Sally Fitzgibbons, 2017 Margaret River Pro. Photo: WSL / Dunbar
Sally Fitzgibbons, 2017 Margaret River Pro. Photo: WSL / Dunbar

In The Hot Seat: Sally Fitzgibbons

In her tenth year on tour, Sally is hoping to clinch her first world title

Sally Fitzbibbons is a model of consistency. At 26 years old, she's already spent a decade on the Championship Tour, finished runner-up to the World Title three times, and has a number of big event wins to her name. But she hasn't won the whole thing. Yet.

This year — her most consistent yet — may very well change that, with Sally heading into the the final stop of the year with a 1,700-point lead over last year’s world champion, Tyler Wright. We called up Sally to hear how she's handling both the pressure and preparation of a potential title in late November.

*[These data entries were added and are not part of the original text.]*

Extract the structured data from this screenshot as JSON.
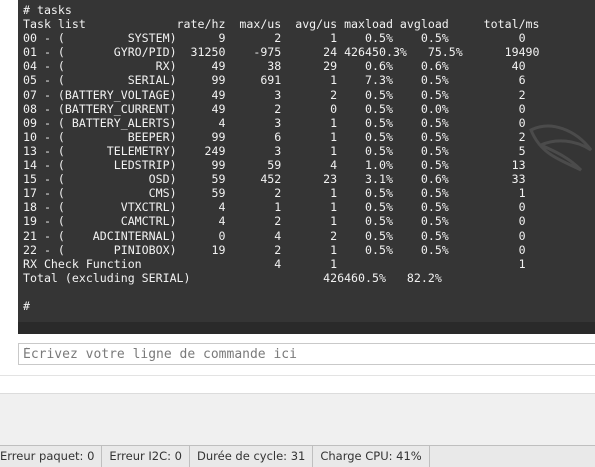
{
  "console": {
    "lines": [
      "# tasks",
      "Task list             rate/hz  max/us  avg/us maxload avgload     total/ms",
      "00 - (         SYSTEM)      9       2       1    0.5%    0.5%          0",
      "01 - (       GYRO/PID)  31250    -975      24 426450.3%   75.5%      19490",
      "04 - (             RX)     49      38      29    0.6%    0.6%         40",
      "05 - (         SERIAL)     99     691       1    7.3%    0.5%          6",
      "07 - (BATTERY_VOLTAGE)     49       3       2    0.5%    0.5%          2",
      "08 - (BATTERY_CURRENT)     49       2       0    0.5%    0.0%          0",
      "09 - ( BATTERY_ALERTS)      4       3       1    0.5%    0.5%          0",
      "10 - (         BEEPER)     99       6       1    0.5%    0.5%          2",
      "13 - (      TELEMETRY)    249       3       1    0.5%    0.5%          5",
      "14 - (       LEDSTRIP)     99      59       4    1.0%    0.5%         13",
      "15 - (            OSD)     59     452      23    3.1%    0.6%         33",
      "17 - (            CMS)     59       2       1    0.5%    0.5%          1",
      "18 - (        VTXCTRL)      4       1       1    0.5%    0.5%          0",
      "19 - (        CAMCTRL)      4       2       1    0.5%    0.5%          0",
      "21 - (    ADCINTERNAL)      0       4       2    0.5%    0.5%          0",
      "22 - (       PINIOBOX)     19       2       1    0.5%    0.5%          0",
      "RX Check Function                   4       1                          1",
      "Total (excluding SERIAL)                   426460.5%   82.2%",
      "",
      "#"
    ]
  },
  "command_input": {
    "placeholder": "Écrivez votre ligne de commande ici"
  },
  "status_bar": {
    "packet_error": "Erreur paquet: 0",
    "i2c_error": "Erreur I2C: 0",
    "cycle_time": "Durée de cycle: 31",
    "cpu_load": "Charge CPU: 41%"
  },
  "colors": {
    "console_bg": "#353535",
    "console_text": "#f2f2f2"
  }
}
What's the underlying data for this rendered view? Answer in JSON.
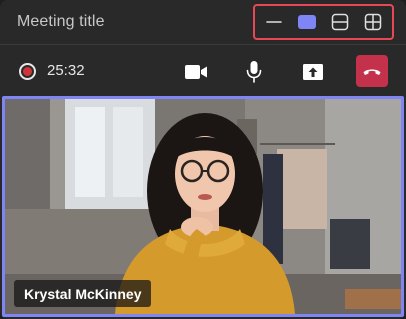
{
  "window": {
    "title": "Meeting title"
  },
  "view_controls": {
    "items": [
      {
        "icon": "minimize-icon"
      },
      {
        "icon": "full-view-icon",
        "selected": true
      },
      {
        "icon": "split-view-icon"
      },
      {
        "icon": "grid-view-icon"
      }
    ],
    "highlight_color": "#e74856",
    "selected_color": "#7f85f5"
  },
  "controls": {
    "timer": "25:32",
    "buttons": [
      {
        "icon": "camera-icon"
      },
      {
        "icon": "microphone-icon"
      },
      {
        "icon": "share-screen-icon"
      },
      {
        "icon": "hang-up-icon",
        "color": "#c4314b"
      }
    ]
  },
  "video": {
    "participant_name": "Krystal McKinney",
    "border_color": "#7f85f5"
  }
}
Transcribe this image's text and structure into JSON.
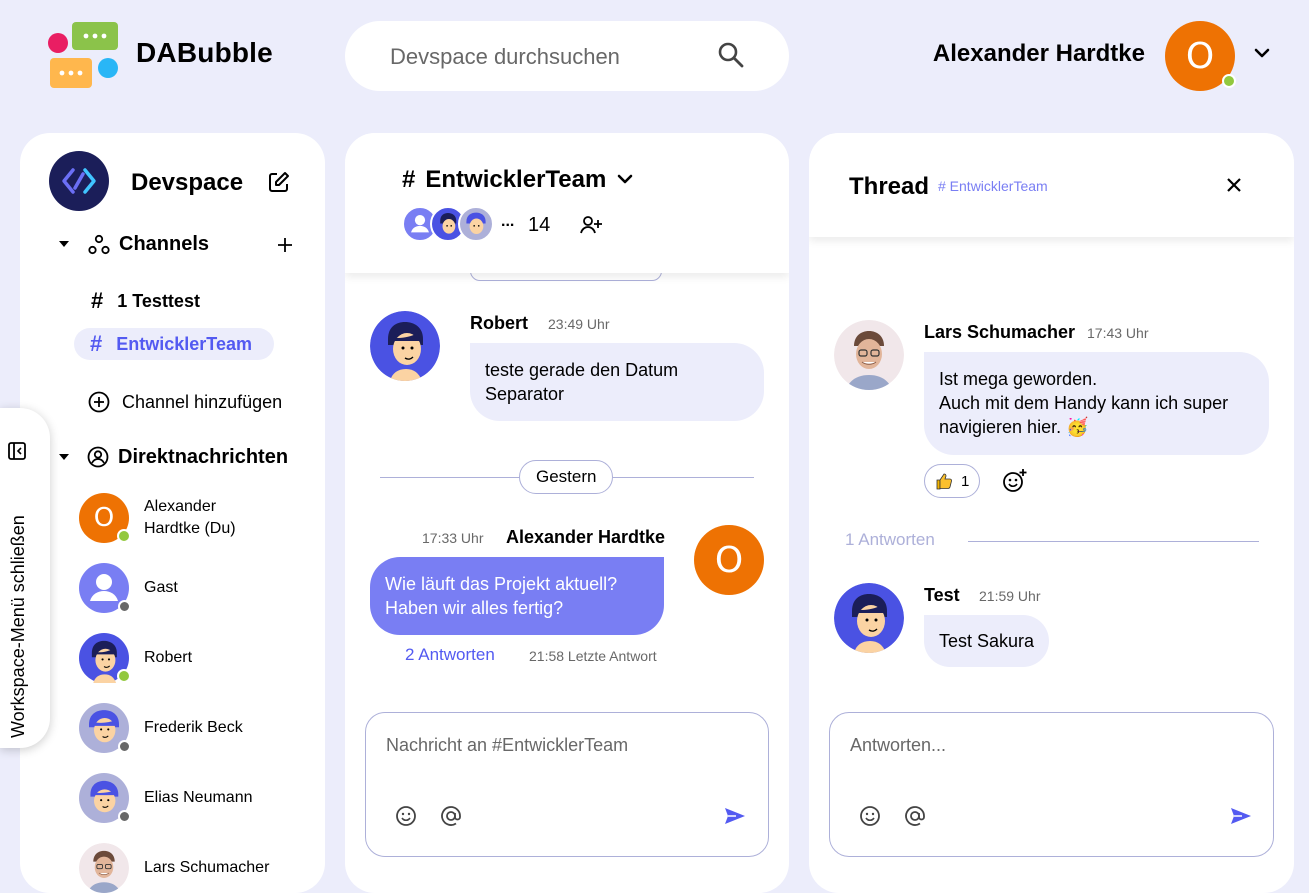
{
  "header": {
    "brand": "DABubble",
    "search_placeholder": "Devspace durchsuchen",
    "user_name": "Alexander Hardtke",
    "user_initial": "O"
  },
  "sidebar": {
    "workspace_name": "Devspace",
    "channels_title": "Channels",
    "channels": [
      {
        "hash": "#",
        "label": "1 Testtest"
      },
      {
        "hash": "#",
        "label": "EntwicklerTeam"
      }
    ],
    "add_channel_label": "Channel hinzufügen",
    "dm_title": "Direktnachrichten",
    "dms": [
      {
        "name": "Alexander Hardtke (Du)",
        "status": "online"
      },
      {
        "name": "Gast",
        "status": "offline"
      },
      {
        "name": "Robert",
        "status": "online"
      },
      {
        "name": "Frederik Beck",
        "status": "offline"
      },
      {
        "name": "Elias Neumann",
        "status": "offline"
      },
      {
        "name": "Lars Schumacher",
        "status": "offline"
      }
    ],
    "toggle_label": "Workspace-Menü schließen"
  },
  "chat": {
    "channel_name": "EntwicklerTeam",
    "member_ellipsis": "...",
    "member_count": "14",
    "messages": [
      {
        "name": "Robert",
        "time": "23:49 Uhr",
        "text": "teste gerade den Datum Separator"
      },
      {
        "name": "Alexander Hardtke",
        "time": "17:33 Uhr",
        "text": "Wie läuft das Projekt aktuell? Haben wir alles fertig?",
        "replies": "2 Antworten",
        "last_reply": "21:58 Letzte Antwort"
      }
    ],
    "separator_label": "Gestern",
    "input_placeholder": "Nachricht an #EntwicklerTeam"
  },
  "thread": {
    "title": "Thread",
    "channel": "# EntwicklerTeam",
    "root": {
      "name": "Lars Schumacher",
      "time": "17:43 Uhr",
      "line1": "Ist mega geworden.",
      "line2": "Auch mit dem Handy kann ich super",
      "line3": "navigieren hier. 🥳",
      "reaction_count": "1"
    },
    "replies_label": "1 Antworten",
    "reply": {
      "name": "Test",
      "time": "21:59 Uhr",
      "text": "Test Sakura"
    },
    "input_placeholder": "Antworten..."
  },
  "colors": {
    "accent": "#535af1",
    "bubble_out": "#797ef3",
    "background": "#ecedfb",
    "avatar_orange": "#ee7203",
    "online": "#92c83e"
  }
}
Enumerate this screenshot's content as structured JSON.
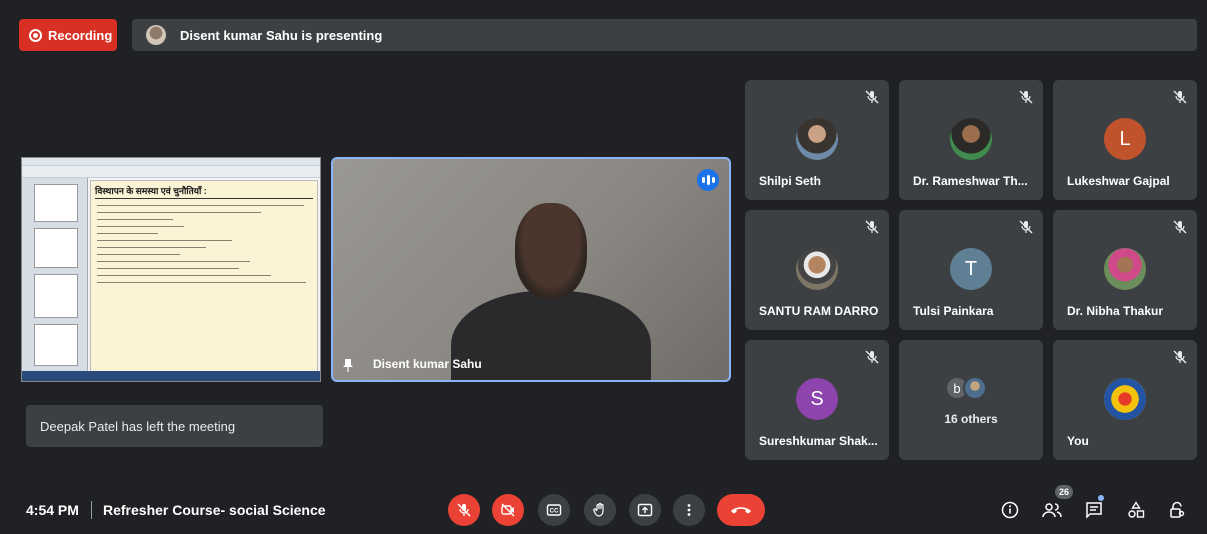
{
  "top_bar": {
    "recording_label": "Recording",
    "presenting_text": "Disent kumar Sahu is presenting"
  },
  "slide": {
    "heading": "विस्थापन के समस्या एवं चुनौतियाँ :"
  },
  "presenter": {
    "name": "Disent kumar Sahu"
  },
  "toast": {
    "message": "Deepak Patel has left the meeting"
  },
  "participants": [
    {
      "name": "Shilpi Seth",
      "avatar_type": "photo"
    },
    {
      "name": "Dr. Rameshwar Th...",
      "avatar_type": "photo"
    },
    {
      "name": "Lukeshwar Gajpal",
      "avatar_letter": "L",
      "avatar_color": "#c0532b"
    },
    {
      "name": "SANTU RAM DARRO",
      "avatar_type": "photo"
    },
    {
      "name": "Tulsi Painkara",
      "avatar_letter": "T",
      "avatar_color": "#5f7f95"
    },
    {
      "name": "Dr. Nibha Thakur",
      "avatar_type": "photo"
    },
    {
      "name": "Sureshkumar Shak...",
      "avatar_letter": "S",
      "avatar_color": "#8e44ad"
    },
    {
      "name": "16 others",
      "others_letter": "b"
    },
    {
      "name": "You",
      "avatar_type": "logo"
    }
  ],
  "bottom_bar": {
    "time": "4:54 PM",
    "meeting_title": "Refresher Course- social Science",
    "participant_count": "26"
  },
  "colors": {
    "background": "#202124",
    "tile": "#3c4043",
    "recording_red": "#d93025",
    "control_red": "#ea4335",
    "accent_blue": "#8ab4f8"
  }
}
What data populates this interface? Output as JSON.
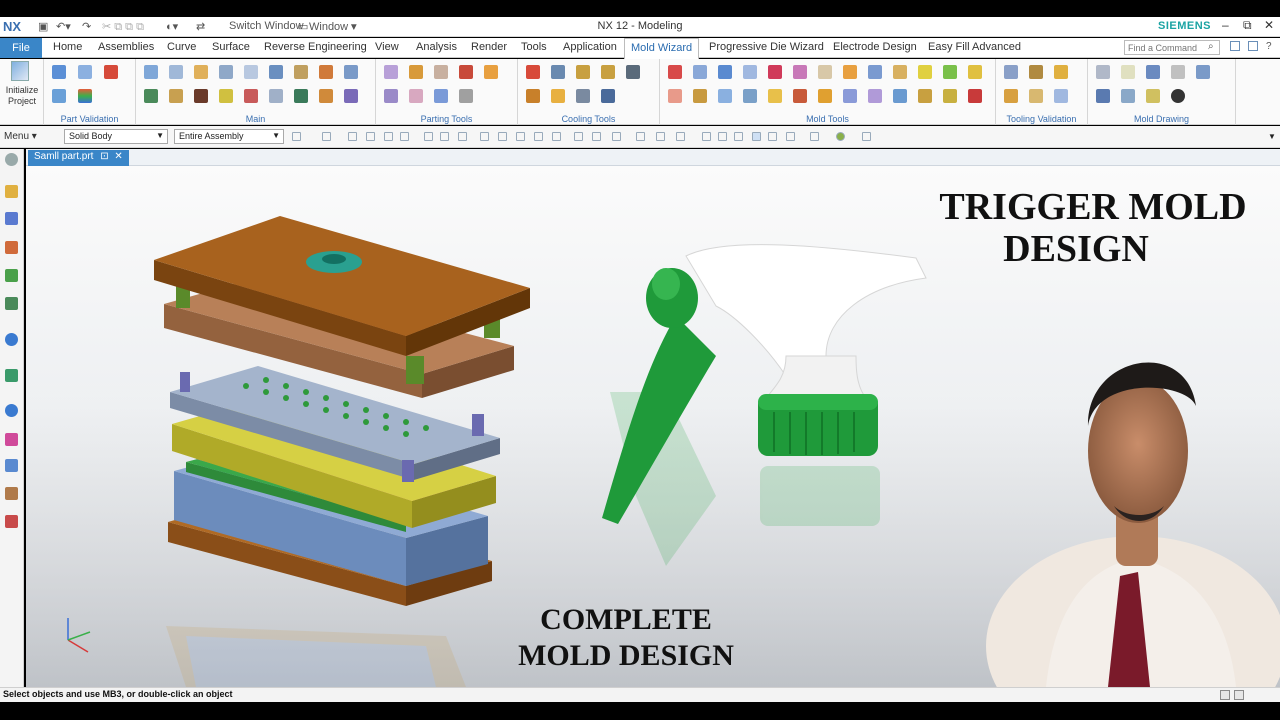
{
  "app": {
    "logo": "NX",
    "window_title": "NX 12 - Modeling",
    "brand": "SIEMENS",
    "switch_window": "Switch Window",
    "window_menu": "Window ▾"
  },
  "menubar": {
    "file": "File",
    "tabs": [
      "Home",
      "Assemblies",
      "Curve",
      "Surface",
      "Reverse Engineering",
      "View",
      "Analysis",
      "Render",
      "Tools",
      "Application",
      "Mold Wizard",
      "Progressive Die Wizard",
      "Electrode Design",
      "Easy Fill Advanced"
    ],
    "active_tab": "Mold Wizard",
    "find_placeholder": "Find a Command"
  },
  "ribbon": {
    "initialize_label": "Initialize Project",
    "groups": [
      "Part Validation",
      "Main",
      "Parting Tools",
      "Cooling Tools",
      "Mold Tools",
      "Tooling Validation",
      "Mold Drawing"
    ]
  },
  "selection_bar": {
    "menu_label": "Menu ▾",
    "filter_type": "Solid Body",
    "scope": "Entire Assembly"
  },
  "document": {
    "tab_label": "Samll part.prt"
  },
  "overlay": {
    "title_line1": "TRIGGER MOLD",
    "title_line2": "DESIGN",
    "subtitle_line1": "COMPLETE",
    "subtitle_line2": "MOLD DESIGN"
  },
  "status": {
    "message": "Select objects and use MB3, or double-click an object"
  },
  "colors": {
    "accent": "#3a86c8",
    "brand": "#1aa3a3",
    "mold_top": "#9a5a1a",
    "mold_blue": "#7c9cc8",
    "mold_yellow": "#c8c23a",
    "trigger_green": "#1f9a3a"
  }
}
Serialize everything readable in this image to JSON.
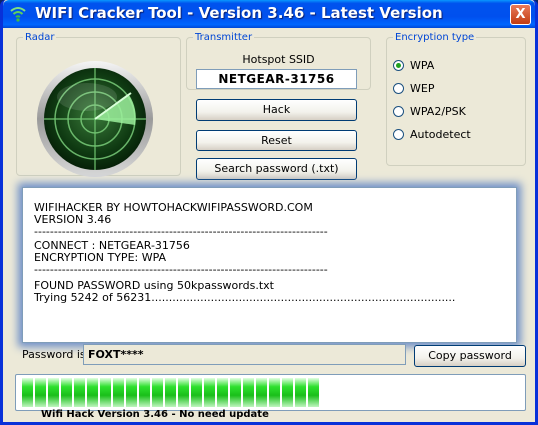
{
  "window": {
    "title": "WIFI Cracker Tool - Version 3.46 - Latest Version",
    "close_label": "X",
    "icon": "wifi-signal-icon"
  },
  "radar": {
    "legend": "Radar",
    "icon": "radar-icon"
  },
  "transmitter": {
    "legend": "Transmitter",
    "ssid_label": "Hotspot SSID",
    "ssid_value": "NETGEAR-31756"
  },
  "buttons": {
    "hack": "Hack",
    "reset": "Reset",
    "search_password": "Search password (.txt)",
    "copy_password": "Copy password"
  },
  "encryption": {
    "legend": "Encryption type",
    "options": [
      {
        "label": "WPA",
        "checked": true
      },
      {
        "label": "WEP",
        "checked": false
      },
      {
        "label": "WPA2/PSK",
        "checked": false
      },
      {
        "label": "Autodetect",
        "checked": false
      }
    ]
  },
  "log": {
    "lines": [
      "WIFIHACKER BY HOWTOHACKWIFIPASSWORD.COM",
      "VERSION 3.46",
      "--------------------------------------------------------------------------",
      "CONNECT : NETGEAR-31756",
      "ENCRYPTION TYPE: WPA",
      "--------------------------------------------------------------------------",
      "FOUND PASSWORD using 50kpasswords.txt",
      "Trying 5242 of 56231......................................................................................."
    ]
  },
  "password": {
    "label": "Password is:",
    "value": "FOXT****"
  },
  "progress": {
    "fraction": 0.6
  },
  "status": {
    "text": "Wifi Hack Version 3.46 - No need update"
  },
  "colors": {
    "title_bar": "#0053ee",
    "close_button": "#c23c12",
    "progress_green": "#1abf1a",
    "log_glow": "#6e8fc8",
    "legend_blue": "#0046d5"
  }
}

How does it feel to be heading into the final event of the season at Honolua Bay as the current world No. 1?

It's awesome that it's coming down to the last event, at an unbelievable wave, and with a number of surfers having a shot to claim the title. This is what dreams are made of. To be in a title race brings up so many learning curves, and in previous years, it was hard for me to digest the ups and downs of it all. This year, though, I can feel how I’ve grown and matured in and out of the water, and I'm stoked on how far I've come.

Speaking of title races, what have you learned from coming so close to winning it all in the past?

I've learned that everything will be OK, no matter the result. I have a choice on how to feel about big wins and big losses, and the fun part of the entire experience is riding the emotional roller coaster. It's been amazing to look back and realize how many incredible moments I've had over my 10 years on Tour. I really value those opportunities. This year, I feel a sort of calmness, and I think that's helping me handle, and actually enjoy, the big-pressure moments that come my way.

What's your plan for the next month?

I'm super excited to lay some tracks on some bigger boards for the last event, so I'll be working with JS over the next month to get a bunch of great boards underfoot. I'll also be getting my surf fan on by hosting a Gala night for Australian Women of Surf, in aid of the Sally Fitzgibbons Foundation. That night is such a cool experience for me. I'm the biggest fan of female surfers past, present, and future. I love that I have the opportunity to bring them all together.

Is it tough to get a feel for your equipment at Honolua, with its inconsistency and crowd?

It's always a challenge to get a bunch of waves at The Bay, but over the years, I feel like I've accumulated some good time out there, both in heats and while out freesurfing, so I think I've developed the patience to not spin my wheels and get frustrated if things aren’t going according to plan. I work with JS on a pretty similar profile for all my shortboards. We're just adding a little more foam to handle the power.

You’ve made the final at Honolua already. Do you feel like the wave plays to your strengths?

The year I was runner-up [2015, to Carissa Moore] was such an epic year for waves. It was a dreamy swell, and an amazing feeling to score an empty lineup out at The Bay. As for my own surfing, I've worked a lot on my rail game this year, so I'm excited to get a chance to display it out there.

How do you prepare mentally for a scenario where you're surfing one-on-one for the World Title in the Final?

I've been in a similar scenario once before at Honolua. I was in the title race and lost in the Quarters by .01 of a point. At the time, it was shattering. I felt like I'd failed. But the cool thing now is that I've lived through it, and I've already felt all those emotions. I feel a lot more free this time around, because the setbacks have already happened. I've been resilient and have come back as a stronger surfer and competitor. Losing the title wasn't the end of the world. You just can’t get rid of me—I'm that phoenix that always comes out of the ashes [Laughs]. At the end of the day, no matter what happens, I know I'll make the most of my situation.

With that said, you're hoping to become the first world champ not named Carissa, Steph or Tyler since 2006. What will it mean to accomplish that?

A World Title is not a finish line for me. It would definitely be a personal milestone and a reward for a brilliant year, but I want to continue to learn and evolve my surfing no matter what. Just to be in the mix with the best women in the world is the rewarding part. Carissa, Steph, and Tyler are amazing competitors, and it really is the ultimate to have competitors who are really hard to beat. It grinds your gears when they get a few wins over you, or win the Title that you want so bad. But on the flip-side, a win over them feels so good. Seriously, it's like playing the computer at chess [Laughs]. You become obsessed trying to find the edge and the knowledge to win.